First, my Paso journalist traveling companions and I get a lesson in picking Grenache at the picturesque Viking Vineyard property courtesy of Adelaida’s surfer-turned-winemaker Terry Culton, and then Cass Winery owner Steve Cass unleashes the forklift to show us how Cass’ Malbec grapes are de-stemmed.

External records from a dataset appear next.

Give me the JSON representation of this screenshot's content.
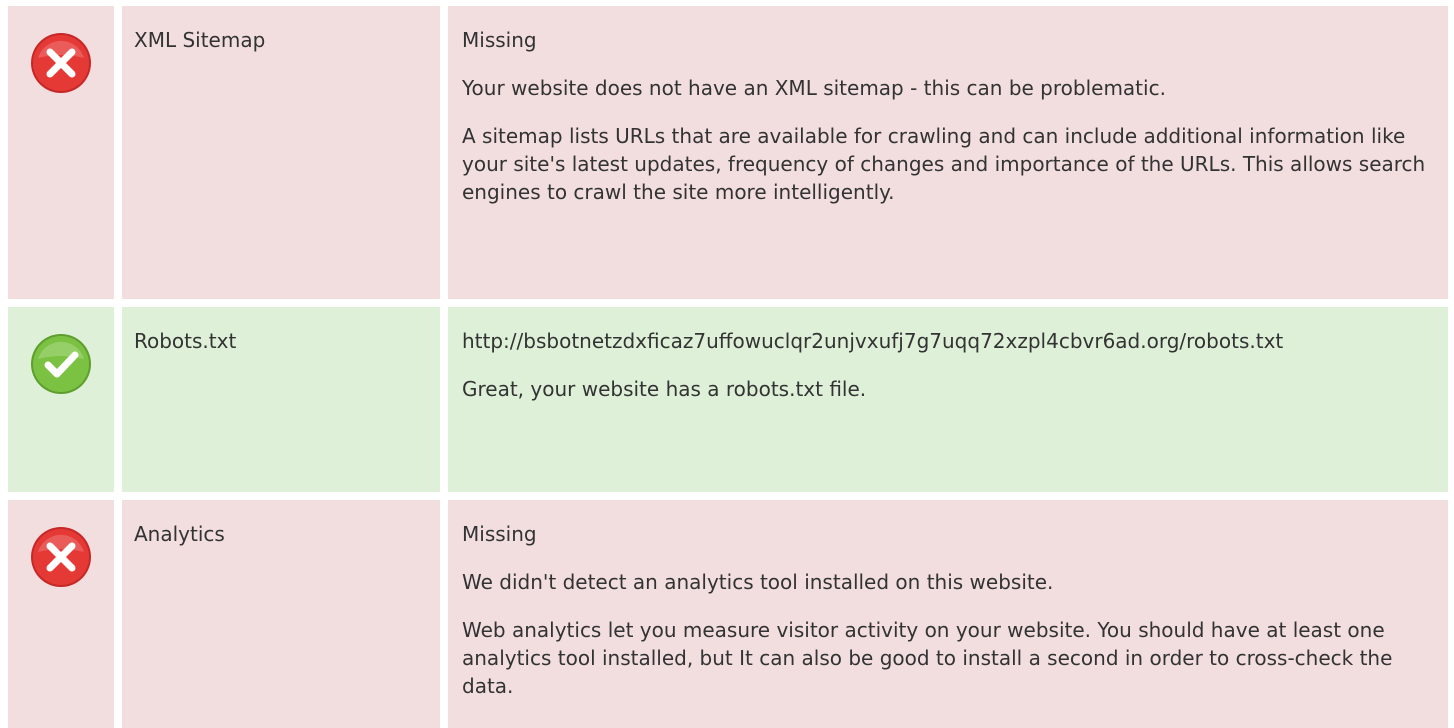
{
  "rows": [
    {
      "status": "fail",
      "icon": "error-x-icon",
      "label": "XML Sitemap",
      "value": "Missing",
      "paragraphs": [
        "Your website does not have an XML sitemap - this can be problematic.",
        "A sitemap lists URLs that are available for crawling and can include additional information like your site's latest updates, frequency of changes and importance of the URLs. This allows search engines to crawl the site more intelligently."
      ]
    },
    {
      "status": "pass",
      "icon": "success-check-icon",
      "label": "Robots.txt",
      "value": "http://bsbotnetzdxficaz7uffowuclqr2unjvxufj7g7uqq72xzpl4cbvr6ad.org/robots.txt",
      "paragraphs": [
        "Great, your website has a robots.txt file."
      ]
    },
    {
      "status": "fail",
      "icon": "error-x-icon",
      "label": "Analytics",
      "value": "Missing",
      "paragraphs": [
        "We didn't detect an analytics tool installed on this website.",
        "Web analytics let you measure visitor activity on your website. You should have at least one analytics tool installed, but It can also be good to install a second in order to cross-check the data."
      ]
    }
  ],
  "colors": {
    "fail_background": "#f2dedf",
    "pass_background": "#dff0d9",
    "fail_icon": "#e53935",
    "pass_icon": "#7cc242"
  }
}
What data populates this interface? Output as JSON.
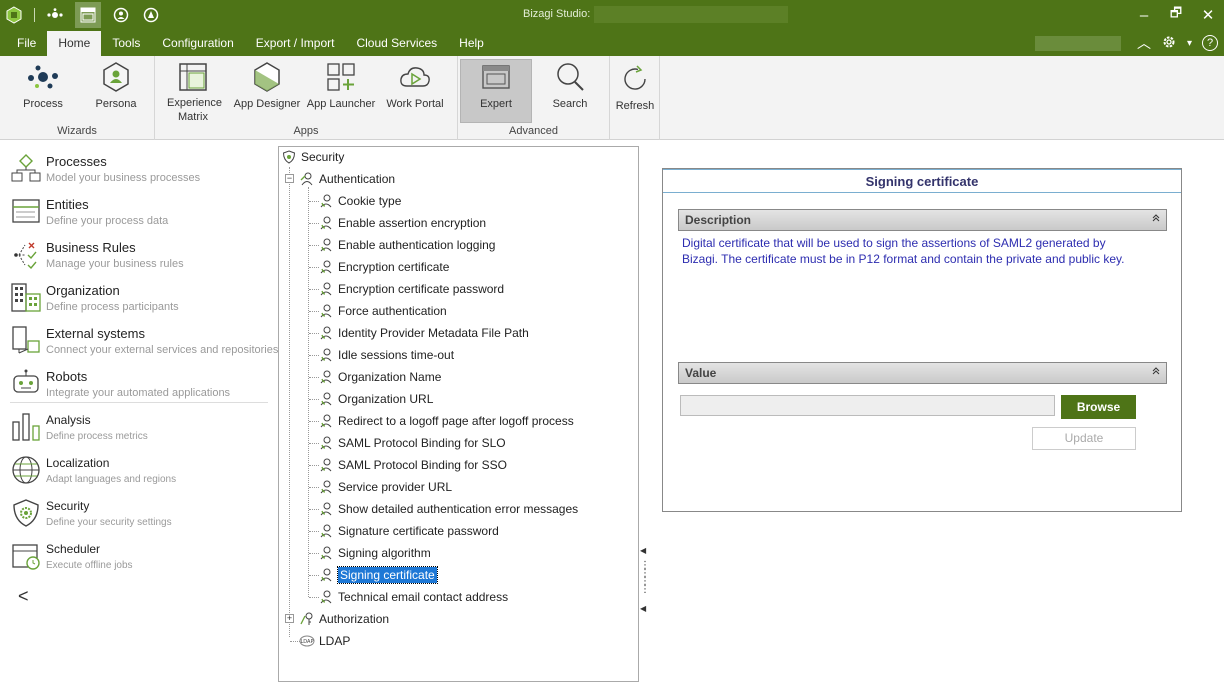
{
  "window": {
    "title": "Bizagi Studio:"
  },
  "window_controls": {
    "minimize": "–",
    "restore": "🗗",
    "close": "✕"
  },
  "menu": {
    "items": [
      {
        "label": "File",
        "active": false
      },
      {
        "label": "Home",
        "active": true
      },
      {
        "label": "Tools",
        "active": false
      },
      {
        "label": "Configuration",
        "active": false
      },
      {
        "label": "Export / Import",
        "active": false
      },
      {
        "label": "Cloud Services",
        "active": false
      },
      {
        "label": "Help",
        "active": false
      }
    ],
    "right": {
      "collapse": "︿",
      "settings_icon": "gear-icon",
      "settings_caret": "▾",
      "help": "?"
    }
  },
  "ribbon": {
    "groups": [
      {
        "label": "Wizards"
      },
      {
        "label": "Apps"
      },
      {
        "label": "Advanced"
      }
    ],
    "buttons": [
      {
        "label": "Process"
      },
      {
        "label": "Persona"
      },
      {
        "label": "Experience Matrix"
      },
      {
        "label": "App Designer"
      },
      {
        "label": "App Launcher"
      },
      {
        "label": "Work Portal"
      },
      {
        "label": "Expert"
      },
      {
        "label": "Search"
      },
      {
        "label": "Refresh"
      }
    ]
  },
  "nav": {
    "items": [
      {
        "title": "Processes",
        "subtitle": "Model your business processes"
      },
      {
        "title": "Entities",
        "subtitle": "Define your process data"
      },
      {
        "title": "Business Rules",
        "subtitle": "Manage your business rules"
      },
      {
        "title": "Organization",
        "subtitle": "Define process participants"
      },
      {
        "title": "External systems",
        "subtitle": "Connect your external services and repositories"
      },
      {
        "title": "Robots",
        "subtitle": "Integrate your automated applications"
      },
      {
        "title": "Analysis",
        "subtitle": "Define process metrics"
      },
      {
        "title": "Localization",
        "subtitle": "Adapt languages and regions"
      },
      {
        "title": "Security",
        "subtitle": "Define your security settings"
      },
      {
        "title": "Scheduler",
        "subtitle": "Execute offline jobs"
      }
    ],
    "collapse": "<"
  },
  "tree": {
    "root": "Security",
    "authentication": "Authentication",
    "children": [
      "Cookie type",
      "Enable assertion encryption",
      "Enable authentication logging",
      "Encryption certificate",
      "Encryption certificate password",
      "Force authentication",
      "Identity Provider Metadata File Path",
      "Idle sessions time-out",
      "Organization Name",
      "Organization URL",
      "Redirect to a logoff page after logoff process",
      "SAML Protocol Binding for SLO",
      "SAML Protocol Binding for SSO",
      "Service provider URL",
      "Show detailed authentication error messages",
      "Signature certificate password",
      "Signing algorithm",
      "Signing certificate",
      "Technical email contact address"
    ],
    "selected": "Signing certificate",
    "authorization": "Authorization",
    "ldap": "LDAP",
    "expand_minus": "−",
    "expand_plus": "+"
  },
  "detail": {
    "title": "Signing certificate",
    "description_header": "Description",
    "description": "Digital certificate that will be used to sign the assertions of SAML2 generated by Bizagi. The certificate must be in P12 format and contain the private and public key.",
    "value_header": "Value",
    "collapse_chevron": "⌃",
    "value": "",
    "browse_label": "Browse",
    "update_label": "Update"
  }
}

So don your galoshes and get ready to swat at copious amounts of bees, ‘cause there’s grapes to get processed in Paso, people!